Chemical Geology, Volume 275, Issue 3-4, p.117-126 (2010)



Accession Number:




UMR 7154 ; Géochimie et Cosmochimie ; N° Contribution : 2641 ; Boron isotopes; MC-ICP-MS; Bulk rock; Carbonate; Jurassic; Diagenesis


Boron isotope abundance in carbonates provides a powerful proxy for seawater pH reconstructions. Nevertheless, application of this proxy on bulk rocks has never been clearly investigated. Herein, boron isotopes were measured in early Bajocian samples from the Terminilletto section (Italy) to explore the meaning of bulk rock delta B-11 values in paleo-environmental investigations. In the southwestern Tethys, the early Bajocian is marked by a change in sedimentation from calcareous to radiolaritic lithologies, concomitant with a delta C-13 positive excursion and a sedimentary hiatus in several calcareous sections. The isotopic compositions of boron extracted from Terminilletto samples range from 10%. to 12% and boron content from 0.75 to 1.45 ppm, both lower than modern ranges. This implies either diagenesis or a lower boron concentration in Jurassic seawater. Boron isotopic compositions are compared to major and trace element analyses to investigate potential alteration of the carbonate primary signal. Fe and Al contents provide useful information on both clay contamination and sedimentation style. The delta B-11 values measured in carbonates constrain the boron isotopic composition of the precipitating fluid, either seawater or derived from seawater, regarding that both delta B-11 and delta O-18 are consistent with marine signatures. Jurassic seawater delta B-11 might have been lower than the modem one. The delta B-11 variations, consistent with micropaleontological observations, suggest a seawater alkalinization reflecting the atmospheric CO2 decrease after a probable phase of volcanism intensification prior to the Aalenian-Bajocian boundary. The carbonate crisis itself might also have promoted pH rise through progressive [CO32-] accumulation in seawater. (C) 2010 Elsevier B.V. All rights reserved.
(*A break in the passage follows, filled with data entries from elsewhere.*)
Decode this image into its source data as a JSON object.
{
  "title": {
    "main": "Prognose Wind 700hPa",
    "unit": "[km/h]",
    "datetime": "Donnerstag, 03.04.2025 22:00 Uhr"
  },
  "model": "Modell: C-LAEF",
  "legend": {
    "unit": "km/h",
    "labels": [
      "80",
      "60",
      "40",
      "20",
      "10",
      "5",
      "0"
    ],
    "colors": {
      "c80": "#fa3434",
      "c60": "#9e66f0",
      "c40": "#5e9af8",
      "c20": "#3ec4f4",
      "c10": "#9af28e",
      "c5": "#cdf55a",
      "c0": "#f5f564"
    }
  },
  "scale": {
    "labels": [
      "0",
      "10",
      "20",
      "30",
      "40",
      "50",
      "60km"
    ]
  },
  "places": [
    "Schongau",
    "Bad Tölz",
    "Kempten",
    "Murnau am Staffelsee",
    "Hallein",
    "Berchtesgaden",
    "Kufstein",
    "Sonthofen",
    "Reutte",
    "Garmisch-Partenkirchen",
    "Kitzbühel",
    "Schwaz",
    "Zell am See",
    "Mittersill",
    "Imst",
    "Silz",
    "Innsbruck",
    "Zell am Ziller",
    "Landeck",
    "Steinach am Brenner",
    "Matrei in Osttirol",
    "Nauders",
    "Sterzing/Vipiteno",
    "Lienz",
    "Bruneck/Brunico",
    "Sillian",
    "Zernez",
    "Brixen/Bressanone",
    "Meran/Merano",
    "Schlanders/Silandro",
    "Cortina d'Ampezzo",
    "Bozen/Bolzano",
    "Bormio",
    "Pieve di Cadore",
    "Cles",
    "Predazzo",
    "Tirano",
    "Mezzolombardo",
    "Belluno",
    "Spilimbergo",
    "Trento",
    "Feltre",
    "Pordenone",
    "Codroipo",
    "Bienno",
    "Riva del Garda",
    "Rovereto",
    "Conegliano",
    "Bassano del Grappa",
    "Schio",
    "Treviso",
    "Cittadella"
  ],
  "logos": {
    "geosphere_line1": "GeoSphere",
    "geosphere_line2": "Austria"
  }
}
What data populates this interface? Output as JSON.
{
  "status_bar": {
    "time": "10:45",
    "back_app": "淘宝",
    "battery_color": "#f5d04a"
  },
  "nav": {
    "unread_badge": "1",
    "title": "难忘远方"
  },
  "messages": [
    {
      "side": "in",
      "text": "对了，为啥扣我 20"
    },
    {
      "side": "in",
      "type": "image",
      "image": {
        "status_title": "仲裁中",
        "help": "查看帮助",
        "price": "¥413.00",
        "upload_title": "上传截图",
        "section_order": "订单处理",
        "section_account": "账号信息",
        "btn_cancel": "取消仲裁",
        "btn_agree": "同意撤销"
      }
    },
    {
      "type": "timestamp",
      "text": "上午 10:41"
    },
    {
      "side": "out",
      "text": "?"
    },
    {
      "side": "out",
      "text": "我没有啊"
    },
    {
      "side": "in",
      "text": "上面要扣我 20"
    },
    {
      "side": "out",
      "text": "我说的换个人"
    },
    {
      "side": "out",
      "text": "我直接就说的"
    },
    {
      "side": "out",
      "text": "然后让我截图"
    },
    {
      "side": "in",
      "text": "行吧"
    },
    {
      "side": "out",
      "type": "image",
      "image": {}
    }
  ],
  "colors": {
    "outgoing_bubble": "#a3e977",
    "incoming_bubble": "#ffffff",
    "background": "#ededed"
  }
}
Paris, Guillaume Bartolini, Annachiara Donnadieu, Yannick Beaumont, Valérie Gaillardet, Jérôme